This has been a big question among the bankruptcies. In allowing this grain to become an asset of the corporation, which in the first place it should not be. Something that doesn't belong to them, so how can it be an asset?
So, I think we in Arkansas are taking steps to solve part of this problem. The thing that concerns me about this-your bill, is the fact that it does create another bureaucracy and will it relax an elevator operator or owner's attitude about going bankrupt.
Senator PRYOR. In other words, you think that they might have a tendency to be more lax and fall into a bankruptcy situation?
Mr. BURTON. Yes; I understand your bill does provide some provisions for punishment, but I often wonder sometimes if an elevator operator getting away with $1 million is not willing to pay $20,000 and 3 years imprisonment, and then later on still have the money available to do as he pleases.
Senator PRYOR. Well, the other thing, just so I can stress for the record and for the audience today, we did because we knew it would be a controversial issue, I knew it would be. I felt like we have to address the issue somewhere down the line and I must say that I don't think we're addressing it at this point adequately.
But we did provide, of course, a referendum for the farmers themselves to vote as to whether they wanted to participate
whether they wanted to have such a program and one, would they be willing to pay a small fee for the safety of their grain.
I stopped just a little while ago to have a cup of coffee with some farmers a few miles from here, about 30 miles from here. One or two in the crowd told me that they did not like the idea of having to pay an additional fee. So, that's exactly why we have these hearings and why we get an opportunity to participate in listening to people like yourselves to hear your concerns about it.
Your concerns will be noted and I really appreciate your comments.
Mr. BURTON. I would like to ask one other question.
Mr. BURTON. Some gentlemen have mentioned the fact there's no cost involved in this bill. I can't see where there's no cost.
Senator PRYOR. It probably was in refernce to the bill compensating those farmers who have already lost grain. We're talking about
parate peices of legislation here. The bill where there's no cost would be the legislation compensating the farmers.
Mr. BURTON. Is this the payment in kind?
Mr. BURTON. Well, there's got to be a cost to someone when you relay those commodities back to the affected person. There's got to be some cost involved.
Senator PRYOR. Well, there's already been the cost. And--
Senator PRYOR. We're just trying to get the money where the losses were, and that's the purpose of that legislation.

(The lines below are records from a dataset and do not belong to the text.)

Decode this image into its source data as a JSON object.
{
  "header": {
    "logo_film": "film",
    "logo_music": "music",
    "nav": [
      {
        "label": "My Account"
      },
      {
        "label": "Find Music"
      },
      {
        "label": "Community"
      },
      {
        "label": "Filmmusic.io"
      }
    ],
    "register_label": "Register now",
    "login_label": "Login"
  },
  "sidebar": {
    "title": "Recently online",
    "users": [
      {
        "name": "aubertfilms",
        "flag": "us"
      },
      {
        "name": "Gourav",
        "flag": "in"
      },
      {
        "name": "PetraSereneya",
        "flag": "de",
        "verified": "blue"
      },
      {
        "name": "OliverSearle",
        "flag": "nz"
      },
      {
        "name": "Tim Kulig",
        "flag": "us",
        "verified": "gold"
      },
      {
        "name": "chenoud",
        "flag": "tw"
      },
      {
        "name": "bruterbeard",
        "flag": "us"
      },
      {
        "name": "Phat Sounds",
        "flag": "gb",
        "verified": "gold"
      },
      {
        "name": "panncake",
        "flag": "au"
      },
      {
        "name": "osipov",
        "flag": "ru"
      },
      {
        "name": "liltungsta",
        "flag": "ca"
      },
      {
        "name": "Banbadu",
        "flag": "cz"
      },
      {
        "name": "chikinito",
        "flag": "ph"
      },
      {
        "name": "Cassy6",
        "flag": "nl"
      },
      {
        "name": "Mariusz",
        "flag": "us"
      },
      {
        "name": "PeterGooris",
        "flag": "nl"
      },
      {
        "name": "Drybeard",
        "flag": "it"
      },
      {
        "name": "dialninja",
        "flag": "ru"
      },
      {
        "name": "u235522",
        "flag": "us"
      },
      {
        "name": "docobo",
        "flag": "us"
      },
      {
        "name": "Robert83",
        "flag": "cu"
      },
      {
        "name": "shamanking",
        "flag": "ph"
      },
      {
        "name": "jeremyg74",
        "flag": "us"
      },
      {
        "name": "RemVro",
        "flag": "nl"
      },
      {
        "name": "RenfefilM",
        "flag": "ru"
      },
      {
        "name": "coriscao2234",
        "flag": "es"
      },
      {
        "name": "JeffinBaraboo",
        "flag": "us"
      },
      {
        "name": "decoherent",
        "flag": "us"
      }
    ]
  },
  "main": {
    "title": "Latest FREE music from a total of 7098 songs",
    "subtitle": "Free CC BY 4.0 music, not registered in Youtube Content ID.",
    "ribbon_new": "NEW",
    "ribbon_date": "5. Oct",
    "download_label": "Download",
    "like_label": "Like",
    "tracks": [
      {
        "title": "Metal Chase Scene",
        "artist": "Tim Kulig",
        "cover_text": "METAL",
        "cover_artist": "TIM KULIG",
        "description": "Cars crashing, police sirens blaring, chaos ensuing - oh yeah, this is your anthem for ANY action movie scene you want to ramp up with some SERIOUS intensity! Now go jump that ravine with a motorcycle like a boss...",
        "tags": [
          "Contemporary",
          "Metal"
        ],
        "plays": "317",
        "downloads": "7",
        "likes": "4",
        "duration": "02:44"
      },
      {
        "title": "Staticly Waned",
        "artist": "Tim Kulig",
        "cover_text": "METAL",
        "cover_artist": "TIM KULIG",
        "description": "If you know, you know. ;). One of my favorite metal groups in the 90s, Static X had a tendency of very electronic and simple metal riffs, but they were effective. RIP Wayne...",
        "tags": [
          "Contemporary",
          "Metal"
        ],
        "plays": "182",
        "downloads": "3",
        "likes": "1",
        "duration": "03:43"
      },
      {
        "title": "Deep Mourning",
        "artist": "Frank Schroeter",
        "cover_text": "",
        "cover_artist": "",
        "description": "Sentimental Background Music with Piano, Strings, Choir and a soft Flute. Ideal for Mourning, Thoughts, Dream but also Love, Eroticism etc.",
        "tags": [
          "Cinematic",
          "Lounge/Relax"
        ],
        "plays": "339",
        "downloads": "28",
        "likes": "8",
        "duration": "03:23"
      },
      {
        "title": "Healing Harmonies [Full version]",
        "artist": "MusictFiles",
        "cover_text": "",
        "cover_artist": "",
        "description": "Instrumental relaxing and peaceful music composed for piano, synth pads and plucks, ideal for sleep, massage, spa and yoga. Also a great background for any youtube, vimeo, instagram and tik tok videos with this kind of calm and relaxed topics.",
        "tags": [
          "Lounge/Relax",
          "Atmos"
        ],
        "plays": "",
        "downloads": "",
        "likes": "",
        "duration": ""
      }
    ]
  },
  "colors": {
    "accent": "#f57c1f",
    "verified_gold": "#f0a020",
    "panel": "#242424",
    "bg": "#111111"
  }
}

Mr. Burton, we appreciate your comments this morning, and do you have any further statement?
Mr. BURTON. Thank you, sir I do not have any more.
Our next witness this morning and our final witness before we have public comment, is Deloss McKnight. Deloss is, or course, the president or chairman, I guess, of the American Agriculture Movement in Arkansas. What is your title, Deloss? You've gone up in the world since we were in law school.
STATEMENT OF DELOSS McKNIGHT, NATIONAL VICE CHAIRMAN,
AMERICAN AGRICULTURE MOVEMENT, INC. Mr. McKNIGHT. Senator Pryor. I'm a rice farmer from Cross County, Ark, appearing here today on behalf of the American Agriculture Movement, Inc., as it national vice chairman.
Senator PRYOR. Very good.
Mr. McKNIGHT. And, we're here to speak in favor of both pieces of legislation which you have offered. It is our national policy to support these and our people throughout the Nation will be offering you every support that we can in favor of both of them.
Senator PRYOR. Thank you, sir.
Mr. McKNIGHT. We appreciate, of course, you coming here and taking your time. We realize that you're extremely busy and we always hate to impose on your time, but we are grateful for you appearing here today.